A further search revealed a marble plaque to the members of the family killed in the war in a seperate chapel.
Quarry Bank Mill is one of the premier National Trust sites in the country. I have taken several school parties there to investigate working conditions in cotton factories in the Industrial Revolution. The story of the family at that time has been told in the Channel 4 series The Mill. (http://www.channel4.com/programmes/the-mill) However a recent project has brought to light letters written by Captain Arthur Greg and allowed researchers to bring his story to a wider audience.
Arthur and Robert were the sons of Ernest William Greg and it was their other brother Alexander Carlton Greg who donated Quarry Bank Mill to the National Trust.
He wrote: “Eighteen days in a fire trench with heavy engagements only a few hundred yards to our right, and more critical fighting a mile or so on our left, was not calculated to act as nerve tonic.”
Arthur began his military career at the age of 20 in 1914, when he was commissioned as Second Lieutenant of the 3rd (Special Reserve) Battalion Cheshire Regiment, serving as a bombing officer. In May 1915 he was attached to the First Battalion of the Cheshire Regiment, 15th Brigade, 5th Division, and was stationed in Ypres, Belgium.
Arthur led several reconnaissance missions, searching for enemy spies, often under heavy shell fire.

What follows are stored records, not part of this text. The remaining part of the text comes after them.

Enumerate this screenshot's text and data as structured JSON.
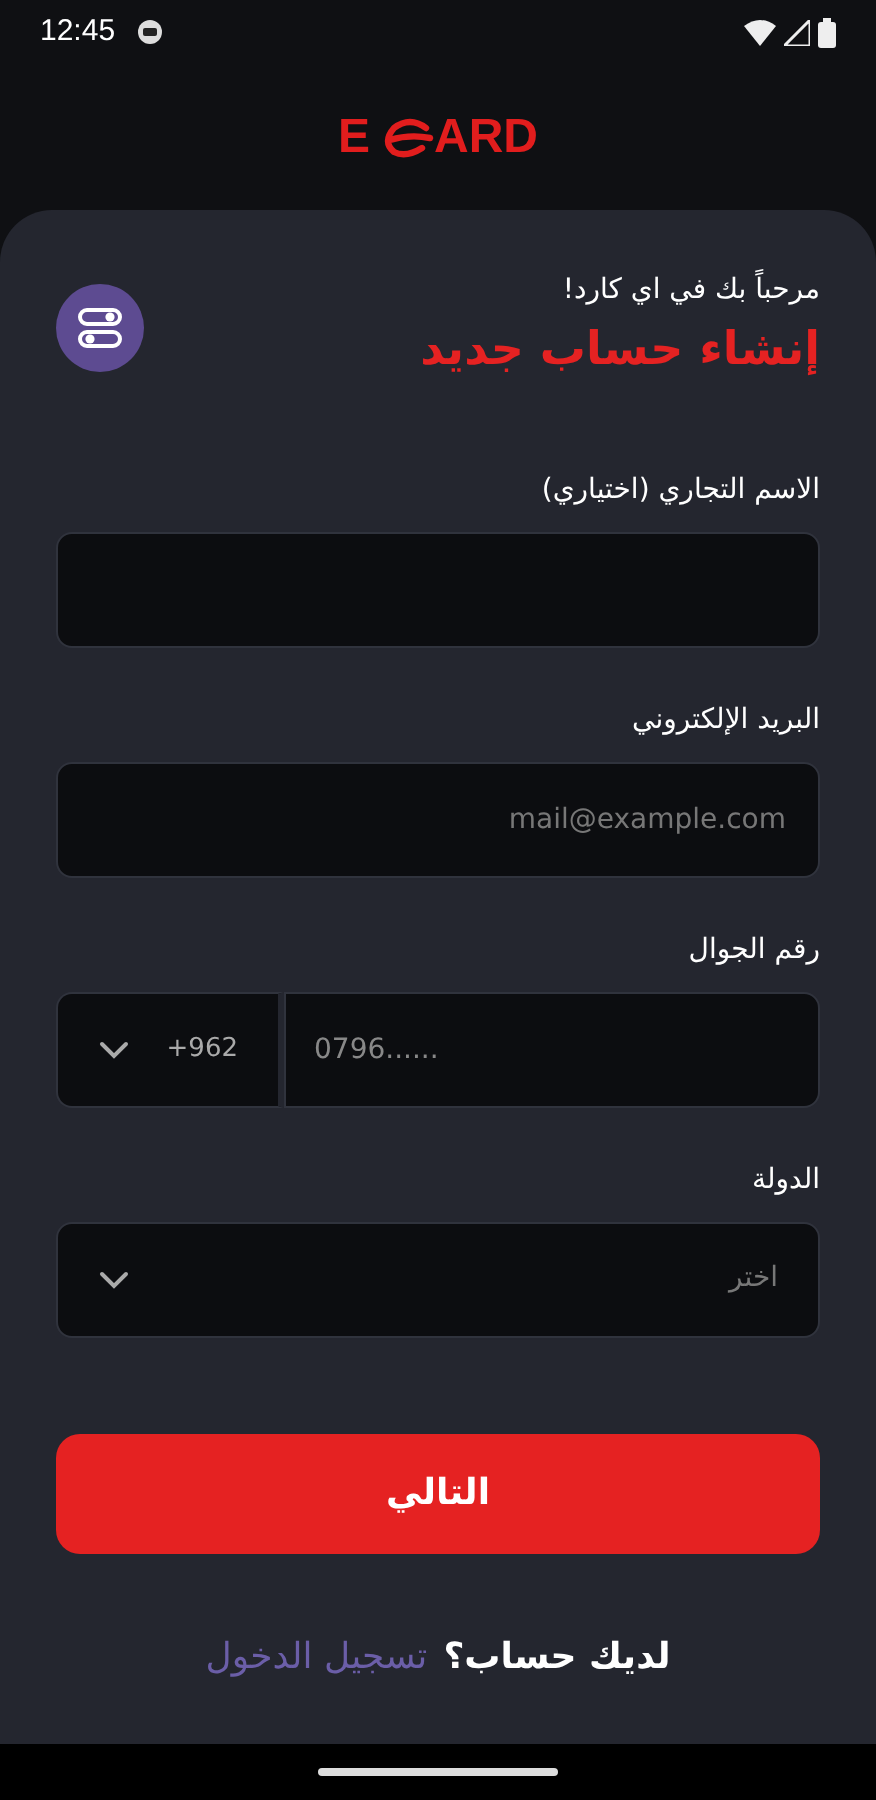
{
  "status_bar": {
    "time": "12:45"
  },
  "logo": {
    "left": "E",
    "right": "ARD"
  },
  "header": {
    "welcome": "مرحباً بك في اي كارد!",
    "title": "إنشاء حساب جديد"
  },
  "fields": [
    {
      "kind": "text",
      "label": "الاسم التجاري (اختياري)"
    },
    {
      "kind": "text",
      "label": "البريد الإلكتروني",
      "placeholder": "mail@example.com"
    },
    {
      "kind": "phone",
      "label": "رقم الجوال",
      "code": "+962",
      "placeholder": "0796......"
    },
    {
      "kind": "select",
      "label": "الدولة",
      "placeholder": "اختر"
    }
  ],
  "next_button": "التالي",
  "footer": {
    "question": "لديك حساب؟",
    "link": "تسجيل الدخول"
  }
}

During a German attack on the trenches, Arthur was severely wounded after a shell dropped nearby.
He wrote: “I went down like a log and was next aware of a loose, horrid and disconnected feeling about the lower part of my face… At one time I thought I should not live as I was bleeding so furiously. I thought it a pity that one more so young should have to go.”
In November of 1915 Arthur became a captain and in 1917 he was graded as a flying officer and posted to the British Expeditionary Force, 55 Squadron, Royal Flying Corps.
On April 23, 1917, flying the DH4 bomber A7408, Arthur performed his final sacrifice.
He was involved in an air battle with German pilots – including, it is believed, Herman Goering – and was shot at 18,000ft. Although he managed to land the plane, he later died of his wounds.
His death was reported in the Cheshire Observer on 5th May 1917
Captain A.T. Greg
This story again leads me to reflect on the sense of duty that led the sons of even the most wealthy and prominent families to do what was seen as their duty. Prime Minister Herbert Asquith had a son killed. Wealth and position was no insurance against the ultimate sacrifice. Why was it this generation of all those who had enjoyed the wealth and privilige of being the proprietors of Quarry Bank Mill who had to lay down their lives alongside the men of their parish?
John Broom is the author of Fight the Good Fight: Voices of Faith from the First World War, an examination of the different ways in which the Christian faith was experienced during the war. It features a foreword by respected MP Dan Jarvis, Labour’s spokesman on war commemoration and an ex-army officer.
John has also produced a similar book on the Second World War, Fight the Good Fight: Voices of Faith from the Second World War